"They are letting up, and they shouldn't. They need to be direct. This needs to end now," said one, 50-year-old Nancy Colina, as she waited in line at a Caracas supermarket -- a regular ritual in shortage-racked Venezuela.
Maduro 'buying time'
Exasperated with a three-year recession, soaring inflation, shortages, looting and violence, three in four Venezuelans are dissatisfied with Maduro, according to polls.
But the MUD, a fractious coalition united mainly by shared hatred of the leftist leader, is struggling to deliver on its promise to oust Maduro before his term ends in 2019.
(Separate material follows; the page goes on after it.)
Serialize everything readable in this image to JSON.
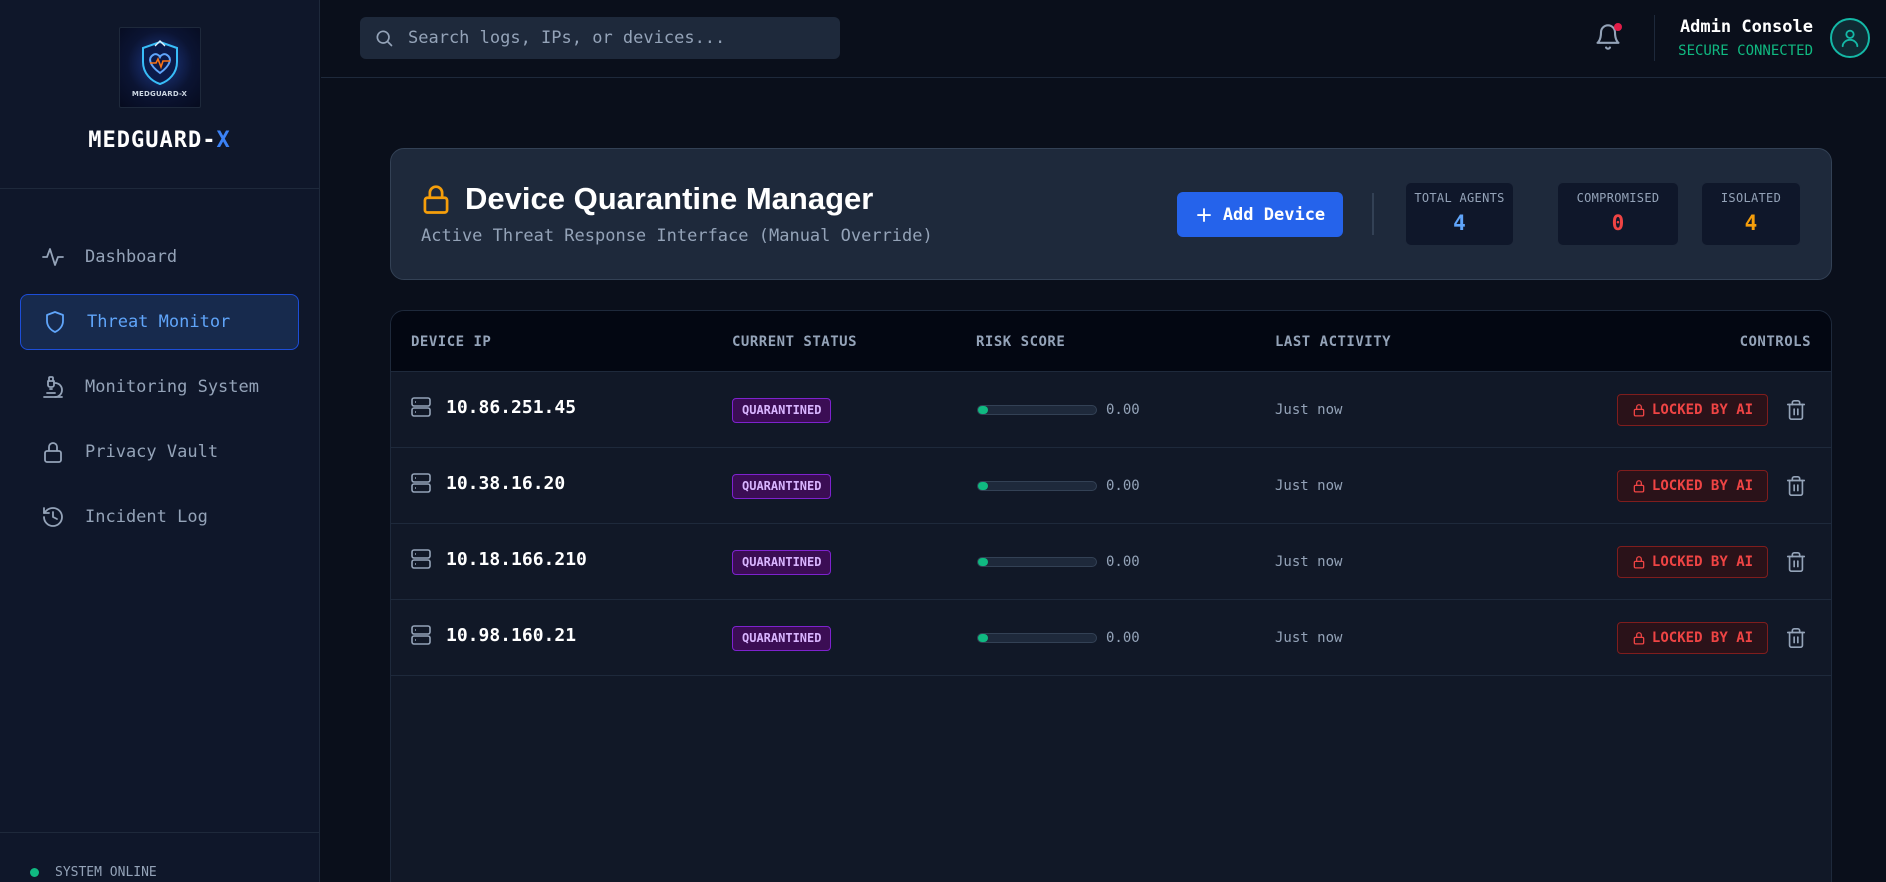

After the authorities halted its efforts to call a referendum on removing him from power, alleging fraud, the opposition appeared to have momentum on its side.
Hundreds of thousands of people took to the streets in protest on October 26, and the threatened march on the presidential palace -- originally set for Thursday -- had vexed Maduro.
Political analysts voiced doubts about the wisdom of backing off now.
"The government is effectively buying itself two to three weeks of breathing room," said Risa Grais-Targow, a Latin America analyst at New York-based consulting firm Eurasia Group.
"With the government unwilling to cede to any of the opposition's demands, negotiations will fall apart in the coming weeks," she predicted in a note.
Maduro is just "buying time," agreed Benigno Alarcon of Venezuela's Andres Bello Catholic University.
He warned it was unlikely the opposition would win many concessions at the negotiating table.
"I find it improbable that after doing everything possible to avoid a referendum, (the government) would agree now to hold early elections," he told AFP.
US State Department Spokesman John Kirby said Wednesday the United States is committed to the success of dialogue in Venezuela.
"We are completely dedicated to see this dialogue succeed so that as a result of it real meaningful change in the daily life of Venezuelans across the country can be seen," he said.
'Attempt to divide'
Even Torrealba, the MUD secretary general, acknowledged the risk of sitting down to talks with the enemy.
After Maduro attacked one MUD member, the hardline opposition party Popular Will, as a "terrorist group" for refusing to join the talks, Torrealba accused the president of seeking to divide his enemies to undermine the negotiations.
"With his attack on Popular Will and his attempt to divide Venezuela's democrats, Maduro is stomping on the negotiations and mocking Pope Francis," Torrealba said.
Popular Will, one of the most hardline anti-Maduro parties, is leading a group of 16 MUD members boycotting talks with the government. Its founder, Leopoldo Lopez, is serving a 14-year prison sentence on charges of inciting unrest at anti-government protests that left 43 people dead in 2014.
Torrealba vowed the opposition would stick together.
"If you mess with one of us, you mess with all of us," he said.
Oil giant Venezuela has gone into economic tailspin as crude prices have plunged since mid-2014.
Maduro blames the crisis on a capitalist conspiracy. His opponents say it is the failure of 17 years of socialist rule under the mustachioed president and his mentor, late leftist firebrand Hugo Chavez.